After holding a sign there for a while he was asked to leave. He left and went home to write an open letter to Donald Trump. Moore delves more deeply into his thoughts in the letter, including how he was:
“raised to believe that we are all each other's brother and sister, regardless of race, creed or color. That means if you want to ban Muslims, you are first going to have to ban me. And everyone else. We are all Muslim. Just as we are all Mexican, we are all Catholic and Jewish and white and black and every shade in between.”
Of course the idea of sticking by people that are being unfairly treated is remarkable. The problem is with the statement, “We Are All Muslim.” No we are not. We are all human. Period. And regardless of what labels we add to ourselves, unless we start with that fact we will have a very hard time understanding the nature of the problem we have getting along.

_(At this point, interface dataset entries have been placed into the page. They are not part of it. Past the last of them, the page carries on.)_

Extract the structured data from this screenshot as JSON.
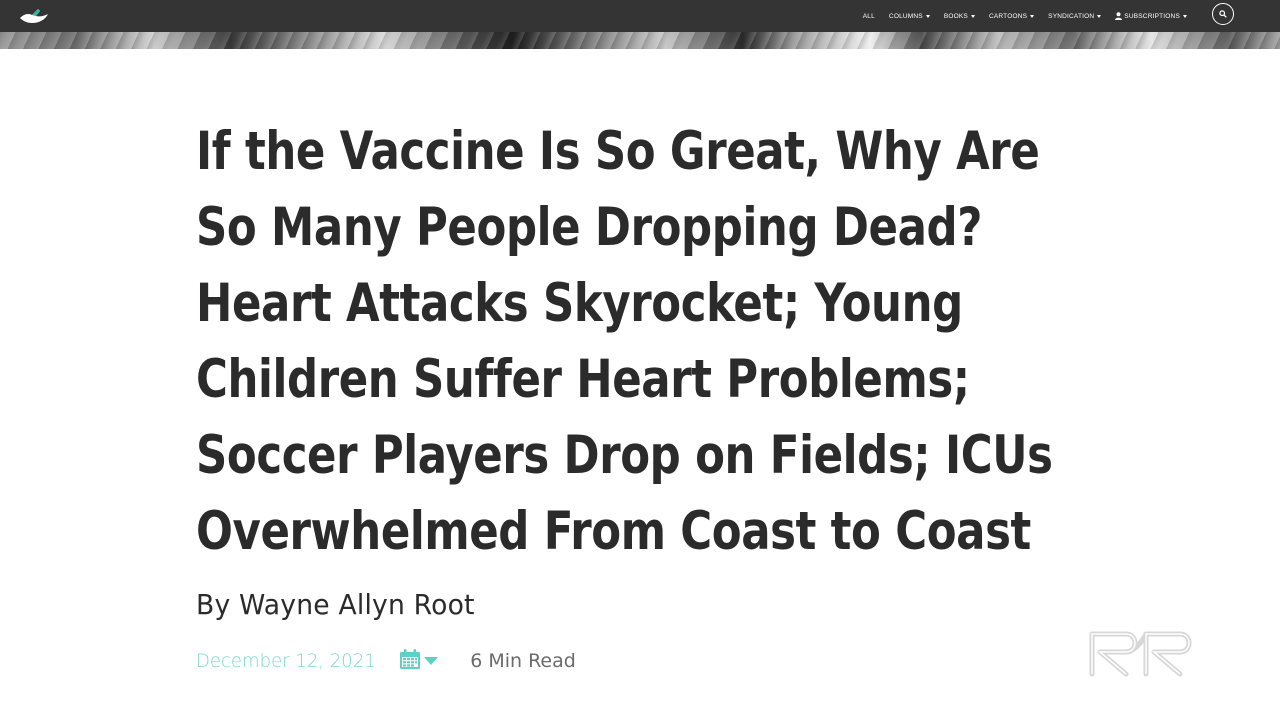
{
  "navbar": {
    "logo_icon": "bird-logo-icon",
    "items": [
      {
        "label": "ALL",
        "has_dropdown": false
      },
      {
        "label": "COLUMNS",
        "has_dropdown": true
      },
      {
        "label": "BOOKS",
        "has_dropdown": true
      },
      {
        "label": "CARTOONS",
        "has_dropdown": true
      },
      {
        "label": "SYNDICATION",
        "has_dropdown": true
      },
      {
        "label": "SUBSCRIPTIONS",
        "has_dropdown": true,
        "icon": "user-icon"
      }
    ],
    "search_icon": "search-icon"
  },
  "article": {
    "title": "If the Vaccine Is So Great, Why Are So Many People Dropping Dead? Heart Attacks Skyrocket; Young Children Suffer Heart Problems; Soccer Players Drop on Fields; ICUs Overwhelmed From Coast to Coast",
    "byline": "By Wayne Allyn Root",
    "date": "December 12, 2021",
    "read_time": "6 Min Read"
  },
  "colors": {
    "navbar_bg": "#343434",
    "accent_teal": "#7dd7cf",
    "headline": "#2b2b2b"
  },
  "watermark": "rr-logo-watermark"
}
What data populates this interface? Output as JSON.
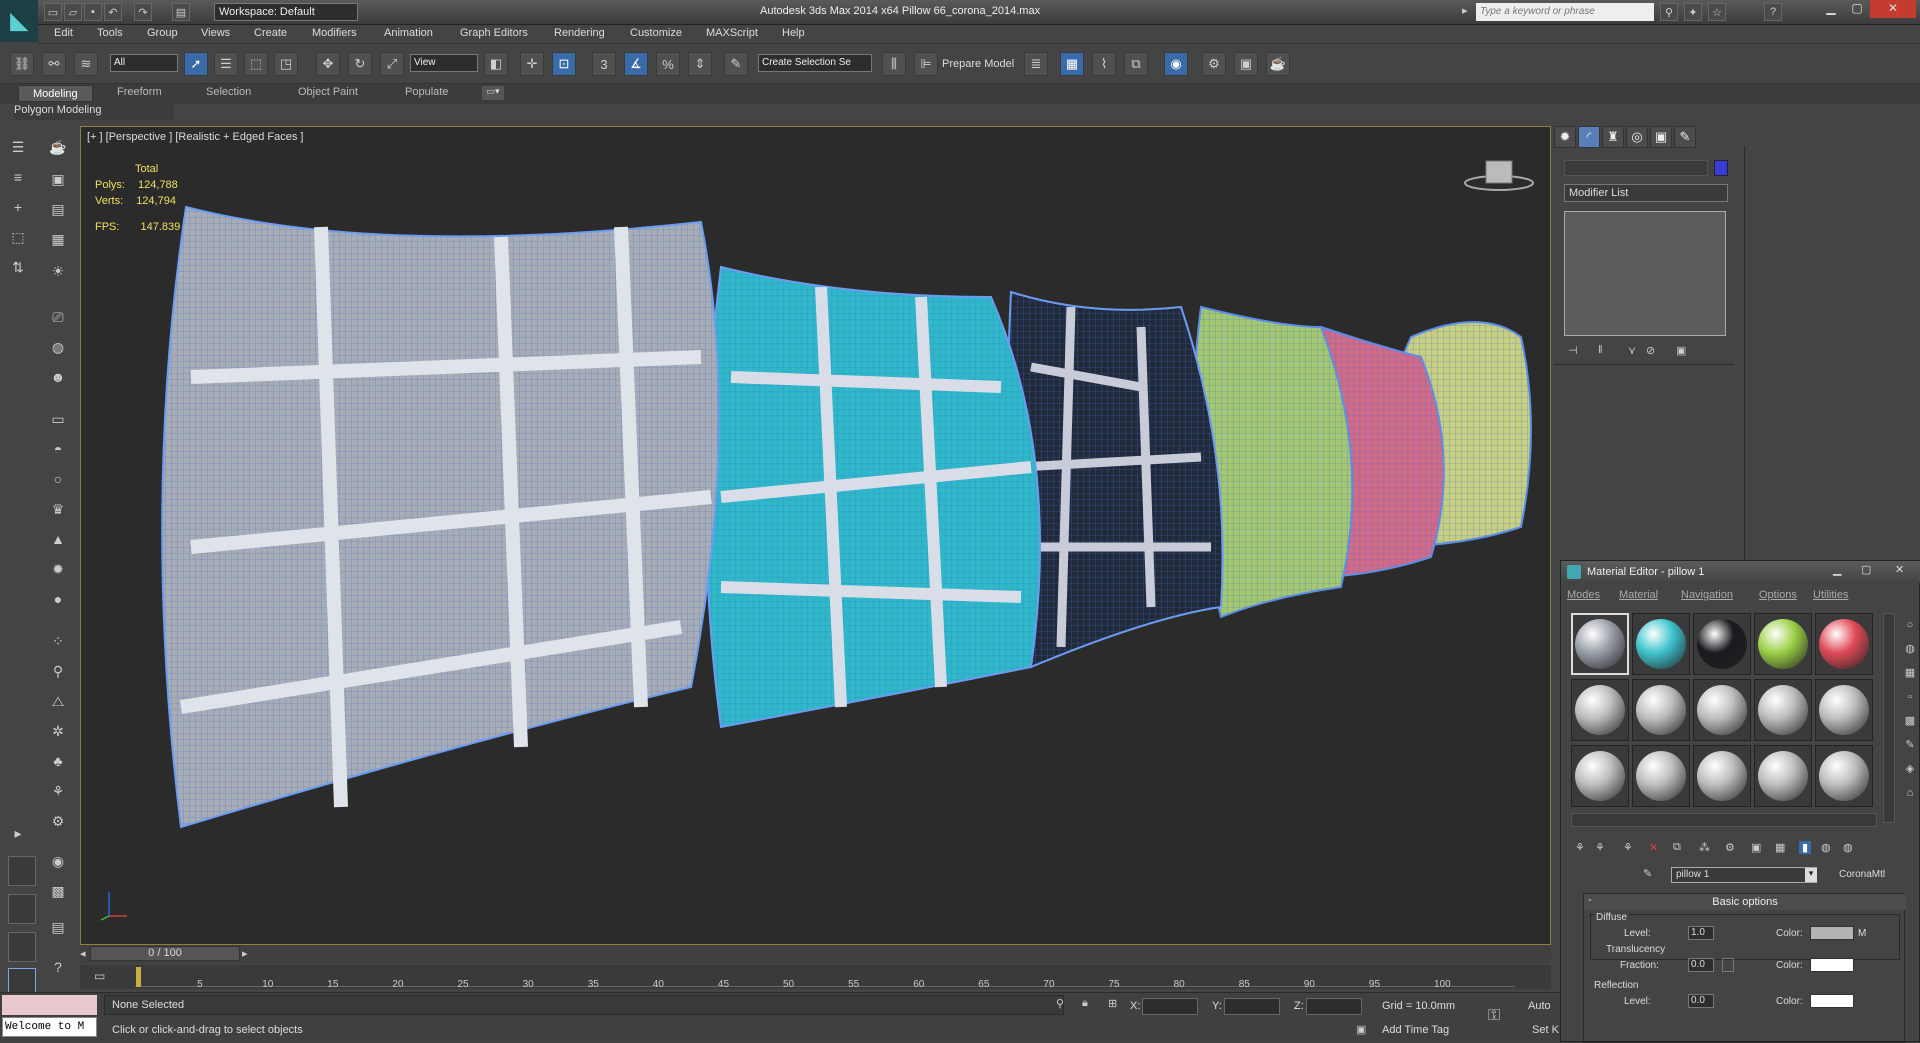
{
  "titlebar": {
    "workspace": "Workspace: Default",
    "title": "Autodesk 3ds Max  2014 x64      Pillow 66_corona_2014.max",
    "search_placeholder": "Type a keyword or phrase"
  },
  "menu": [
    "Edit",
    "Tools",
    "Group",
    "Views",
    "Create",
    "Modifiers",
    "Animation",
    "Graph Editors",
    "Rendering",
    "Customize",
    "MAXScript",
    "Help"
  ],
  "toolbar": {
    "selection_filter": "All",
    "ref_coord": "View",
    "named_selection": "Create Selection Se",
    "prepare_model": "Prepare Model"
  },
  "ribbon": {
    "tabs": [
      "Modeling",
      "Freeform",
      "Selection",
      "Object Paint",
      "Populate"
    ],
    "panel": "Polygon Modeling"
  },
  "viewport": {
    "label": "[+ ] [Perspective ] [Realistic + Edged Faces ]",
    "stats_header": "Total",
    "polys_label": "Polys:",
    "polys": "124,788",
    "verts_label": "Verts:",
    "verts": "124,794",
    "fps_label": "FPS:",
    "fps": "147.839"
  },
  "timeline": {
    "frame": "0 / 100",
    "ticks": [
      "5",
      "10",
      "15",
      "20",
      "25",
      "30",
      "35",
      "40",
      "45",
      "50",
      "55",
      "60",
      "65",
      "70",
      "75",
      "80",
      "85",
      "90",
      "95",
      "100"
    ]
  },
  "status": {
    "welcome": "Welcome to M",
    "selection": "None Selected",
    "prompt": "Click or click-and-drag to select objects",
    "x_label": "X:",
    "y_label": "Y:",
    "z_label": "Z:",
    "grid": "Grid = 10.0mm",
    "add_time_tag": "Add Time Tag",
    "auto_key": "Auto",
    "set_key": "Set K"
  },
  "command_panel": {
    "modifier_list": "Modifier List"
  },
  "material_editor": {
    "title": "Material Editor - pillow 1",
    "menu": [
      "Modes",
      "Material",
      "Navigation",
      "Options",
      "Utilities"
    ],
    "material_name": "pillow 1",
    "material_type": "CoronaMtl",
    "rollout": "Basic options",
    "diffuse": "Diffuse",
    "level_label": "Level:",
    "diffuse_level": "1.0",
    "color_label": "Color:",
    "map_flag": "M",
    "translucency": "Translucency",
    "fraction_label": "Fraction:",
    "fraction": "0.0",
    "reflection": "Reflection",
    "refl_level": "0.0",
    "slot_colors": [
      "#9aa0a8",
      "#3fc4cf",
      "#1b1b1f",
      "#9bd046",
      "#e04a58"
    ],
    "slot_default": "#bdbdbd"
  }
}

You might be asking, “what in the world does this have to do with Christmas?”
Think about it. Magi come from Arabia or Persia – from a cult that worships astral deities and looks to astrology for answers. Shepherds (seen by most as lower on the pole of society) leave their fields behind. Mary and Joseph are so poor that they can’t even afford the usual sacrifice for the baby Jesus right after His birth. Foreigners, ‘lowlifes’ and the poor – all central characters in the drama of Christmas. God Himself picks a somewhat insignificant clan from a socially and geopolitically insignificant race of people in an obscure corner of the world to birth His Son. So it seems like God knows the poor and the powerless very well – going so far as to purposefully choose the marginalized and the forgotten.
But the poor and the powerless are transformed by their relationship to God, not to each other. It is the journey to Jesus that changes who the Magi are, not their solidarity with other Persians. They are no longer aliens but citizens. Mary and Joseph are no longer poor but overflowing with the assurance of God’s presence. The Shepherds are no longer ‘lowlifes’ – but lives changed by the very child they are going to visit.
So no, we are not Muslims. We are not Christians. We are not Syrians. We are not White or Hispanic. We are not gay or transgendered.
We are human. We are loved by God.
Christmas is a story of journeys – people who leave homelands, childhoods, occupations for a time to spend it in the presence of God – touched by the common thread of their humanity . . . and the assurance of being loved.
Christmas reminds us that the only way to be fully human and to realize we are deeply loved is to journey (one step at a time) to the peace offered to us with God in the person of Jesus. Being Muslim won’t save us. Going to Church won’t save us. Fighting for equality won’t save us. Even love won’t save us.
Recognizing that we are all human and in need of the love of God in Jesus is the only hope we have.